Dissertation/Thesis Abstract

Breaking the Cycle of Intergenerational Poverty by Teaching Biblically Based Financial Literacy Classes to Urban Youth in Plainfield, New Jersey
by Thomas McClain, Vivian, D.Min., New Brunswick Theological Seminary, 2020, 130; 27835296
Abstract (Summary)
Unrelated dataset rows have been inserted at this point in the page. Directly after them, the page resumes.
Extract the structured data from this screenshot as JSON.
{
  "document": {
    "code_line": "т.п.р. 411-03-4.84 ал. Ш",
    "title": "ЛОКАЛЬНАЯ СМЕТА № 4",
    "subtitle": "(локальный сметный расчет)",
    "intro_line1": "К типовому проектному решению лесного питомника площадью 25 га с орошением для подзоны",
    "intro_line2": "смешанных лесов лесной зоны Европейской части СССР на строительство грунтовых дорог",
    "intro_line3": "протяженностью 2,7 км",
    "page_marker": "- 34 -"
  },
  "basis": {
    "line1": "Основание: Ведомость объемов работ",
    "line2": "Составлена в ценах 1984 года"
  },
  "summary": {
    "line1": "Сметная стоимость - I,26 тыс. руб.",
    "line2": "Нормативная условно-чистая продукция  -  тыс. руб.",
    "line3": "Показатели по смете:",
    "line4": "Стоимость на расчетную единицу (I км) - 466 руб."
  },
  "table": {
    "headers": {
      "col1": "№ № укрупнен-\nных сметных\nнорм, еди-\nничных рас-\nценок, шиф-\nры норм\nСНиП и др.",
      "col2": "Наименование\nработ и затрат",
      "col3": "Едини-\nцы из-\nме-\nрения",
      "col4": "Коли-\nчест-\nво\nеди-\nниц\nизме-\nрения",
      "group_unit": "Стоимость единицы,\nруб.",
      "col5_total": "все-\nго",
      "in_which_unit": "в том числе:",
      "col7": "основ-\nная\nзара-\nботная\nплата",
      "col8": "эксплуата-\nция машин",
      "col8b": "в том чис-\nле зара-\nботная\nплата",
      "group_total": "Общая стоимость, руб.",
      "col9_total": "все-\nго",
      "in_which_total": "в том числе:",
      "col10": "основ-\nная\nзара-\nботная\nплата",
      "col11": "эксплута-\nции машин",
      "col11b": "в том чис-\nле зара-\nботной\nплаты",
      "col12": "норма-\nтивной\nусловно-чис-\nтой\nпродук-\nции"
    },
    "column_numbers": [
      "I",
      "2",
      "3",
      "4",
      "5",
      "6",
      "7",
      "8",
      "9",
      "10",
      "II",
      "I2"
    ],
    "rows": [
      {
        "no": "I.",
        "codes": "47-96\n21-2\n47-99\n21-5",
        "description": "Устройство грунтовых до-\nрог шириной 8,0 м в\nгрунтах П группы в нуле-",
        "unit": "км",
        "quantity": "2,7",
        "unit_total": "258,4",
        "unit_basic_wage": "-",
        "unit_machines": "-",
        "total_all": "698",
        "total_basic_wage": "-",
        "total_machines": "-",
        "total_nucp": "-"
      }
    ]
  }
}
This study explored generational poverty, the causes and theories on poverty, anti-poverty initiatives, and the possibility of breaking the cycle of generational poverty through teaching urban youth a Biblically based financial literacy curriculum. The study focused on youth living in an impoverished city where twenty-one percent of the population live in poverty. Using a combination of applied research and participatory action research the children participated in a five-week Biblically based financial literacy course. It found that the participants dependency on parental or guardians had a significant influence on the outcome of the future success of the program. This study asserts that the cycle of poverty can be broken in impoverished families when financial skills are taught to the children of the poor. Although structural conditions persist individual actions can make a profound difference in the children’s self-awareness, their decisions, and application of financial knowledge. Further research would be required to prove a decrease in generational poverty could be obtained through a combination of structural and individual change.

Indexing (document details)
Advisor: Sinclair, Laura
Commitee: Ashley, Sr, Willard W C, Wymer, Andrew
School: New Brunswick Theological Seminary
Department: Ministry Studies
School Location: United States -- New Jersey
Source: DAI-A 81/10(E), Dissertation Abstracts International
Source Type: DISSERTATION
Subjects: Education finance, Theology, Individual & family studies
Keywords: Biblically based, Education, Finance, Financial literacy, Poverty, Urban youth
Publication Number: 27835296
ISBN: 9798641783000
Copyright © 2020 ProQuest LLC. All rights reserved. Terms and Conditions Privacy Policy Cookie Policy
ProQuest